Meelon Ka - Part 2” “Love Story - Part 2” are slower versions of the earlier tracks, and wonderful to listen you, as the lyrics and the beats are understood better.


Viva La Vida or Death and all his Friends, Coldplay

EMI, Rs.350

From “yellow”, Coldplay has certainly turned “Technicolor”, with their latest album Viva La Vida or Death and all his Friends.

It’s the instrumental virtuosity of the album that sets it apart. It’s the kind of album you want to hear standing on the top of the mountain.

The soulfulness of the organ, the hints of African strings and the punch of the tabla make this album particularly remarkable.

“Cemeteries of London” is a more signature Coldplay song, yet it succeeds in being different. But “Lost”, is by no means an outstanding piece.
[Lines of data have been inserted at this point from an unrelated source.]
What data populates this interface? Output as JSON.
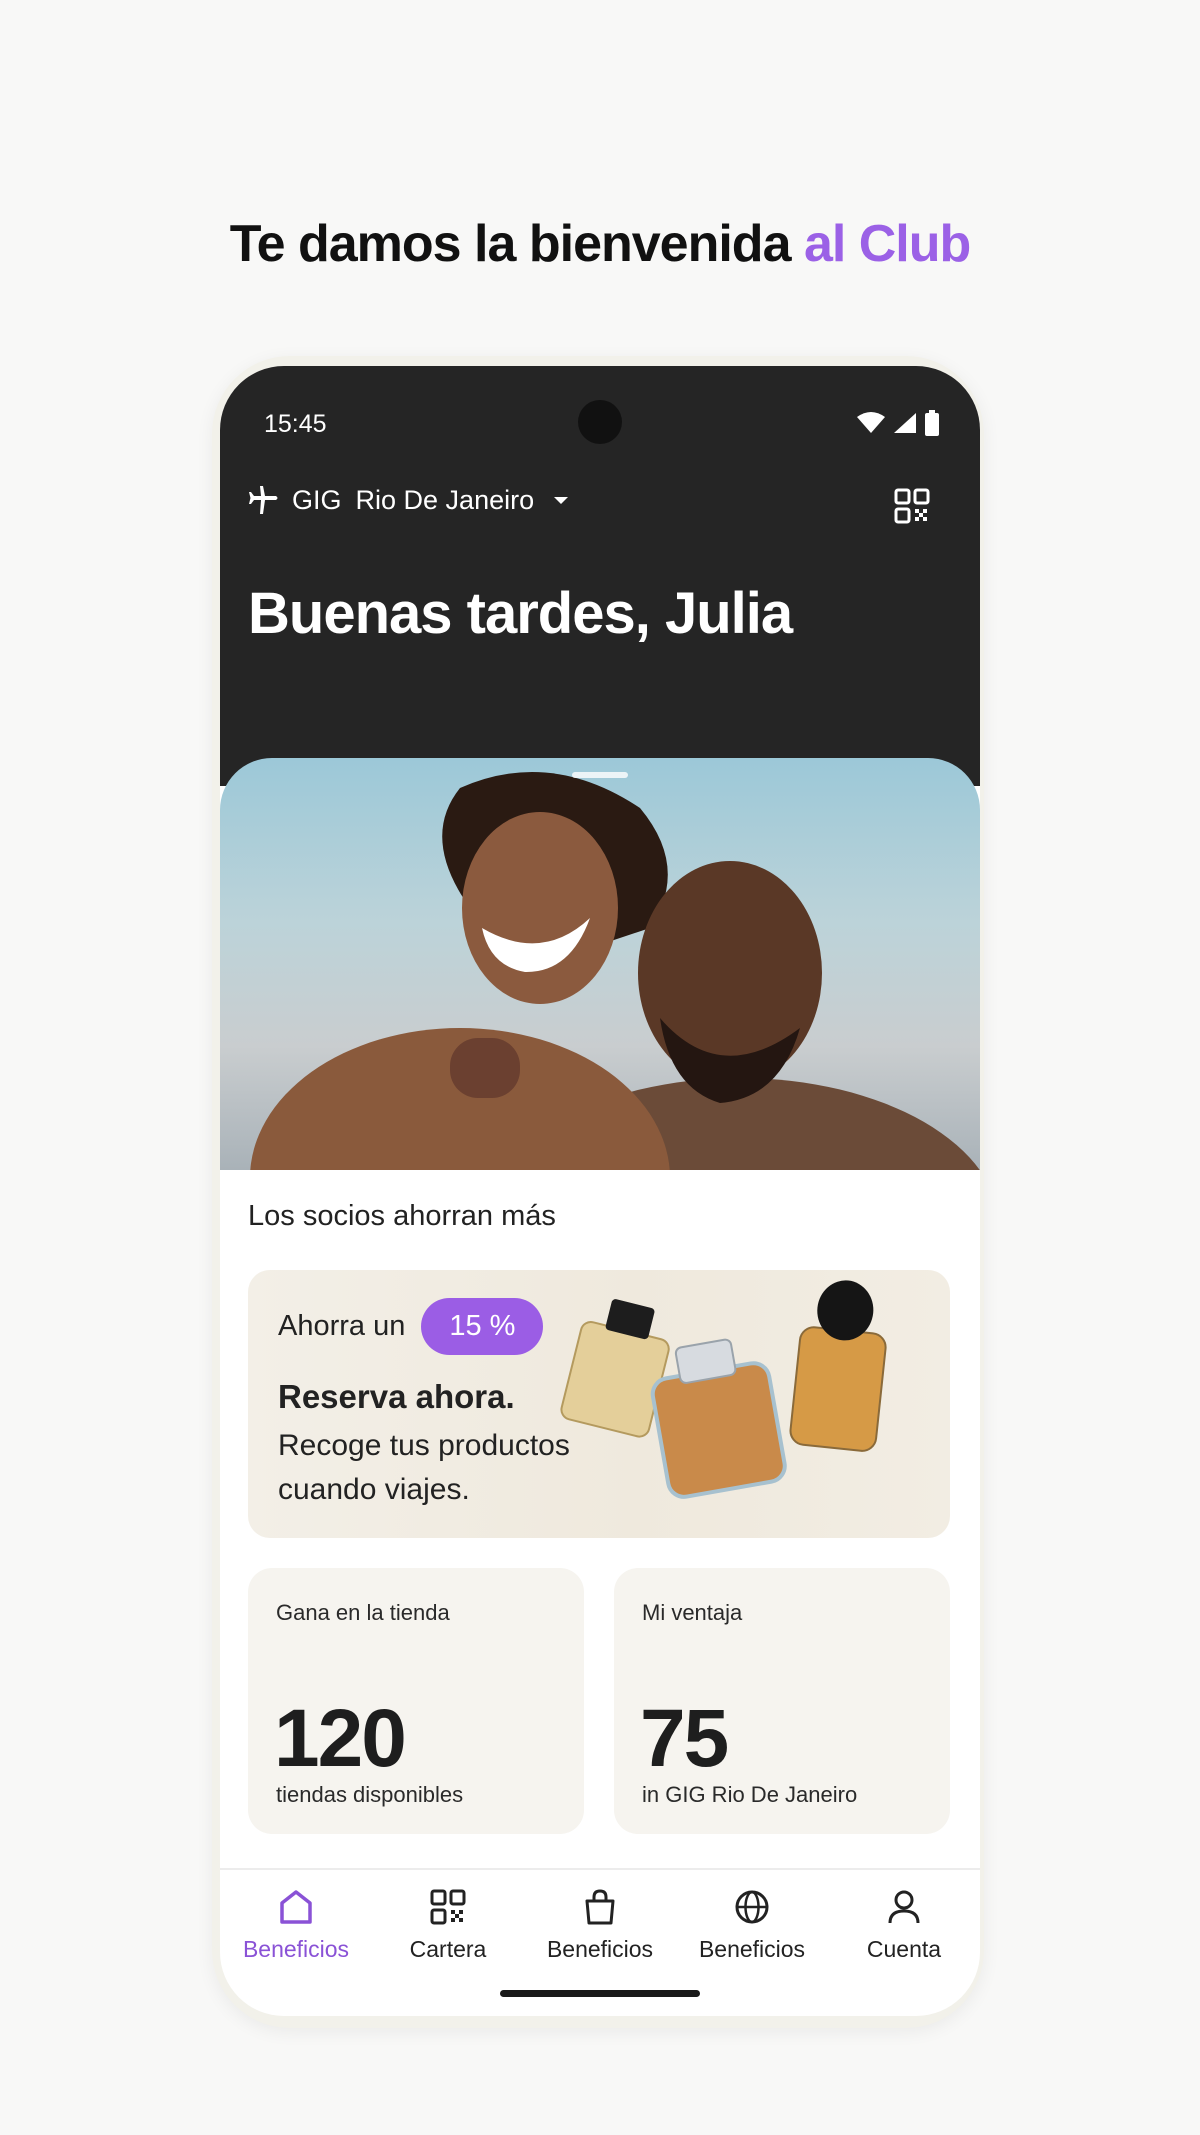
{
  "headline": {
    "text": "Te damos la bienvenida",
    "accent": "al Club"
  },
  "status_bar": {
    "time": "15:45"
  },
  "location": {
    "code": "GIG",
    "city": "Rio De Janeiro"
  },
  "greeting": "Buenas tardes, Julia",
  "section_title": "Los socios ahorran más",
  "promo": {
    "save_prefix": "Ahorra un",
    "discount": "15 %",
    "title": "Reserva ahora.",
    "body": "Recoge tus productos cuando viajes."
  },
  "stats": [
    {
      "label": "Gana en la tienda",
      "value": "120",
      "sub": "tiendas disponibles"
    },
    {
      "label": "Mi ventaja",
      "value": "75",
      "sub": "in GIG Rio De Janeiro"
    }
  ],
  "nav": [
    {
      "label": "Beneficios",
      "icon": "home-icon",
      "active": true
    },
    {
      "label": "Cartera",
      "icon": "qr-code-icon",
      "active": false
    },
    {
      "label": "Beneficios",
      "icon": "shopping-bag-icon",
      "active": false
    },
    {
      "label": "Beneficios",
      "icon": "globe-icon",
      "active": false
    },
    {
      "label": "Cuenta",
      "icon": "user-icon",
      "active": false
    }
  ],
  "colors": {
    "accent": "#9b61e6",
    "header_bg": "#252525",
    "badge": "#9b5de5"
  }
}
The lyrics are rather typical. “You might be a big fish / In a little pond/ Doesn’t mean you’ve won / ‘Cause along may come /A bigger one / And you’ll be lost.” Clearly, Neither the sentiment nor the expression are unique.

The title track “Viva La Vida” (Spanish for “Long Live Life”), is a mind-blowing track, for lack of a better word! But that’s what it really does. It pervades your mind. The lyrics move beyond angst to a truer plane of emotions. The song is not merely moody, it evokes instead a panorama of emotions. Once again, instruments make this track a resounding one.

(Compiled my M.R. and N.N.)

Printer friendly page  
Send this article to Friends by E-Mail



Metro Plus    Bangalore    Chennai    Coimbatore    Delhi    Hyderabad    Kochi    Madurai    Mangalore    Pondicherry    Tiruchirapalli    Thiruvananthapuram    Vijayawada    Visakhapatnam   

Features: Magazine | Literary Review | Life | Metro Plus | Open Page | Education Plus | Book Review | Business | SciTech | Friday Review | Cinema Plus | Young World | Property Plus | Quest |


The Hindu Group: Home | About Us | Copyright | Archives | Contacts | Subscription
Group Sites: The Hindu | Business Line | Sportstar | Frontline | Publications | eBooks | Images | Home |

Comments to : thehindu@vsnl.com   Copyright 2008, The Hindu
Republication or redissemination of the contents of this screen are expressly prohibited without the written consent of The Hindu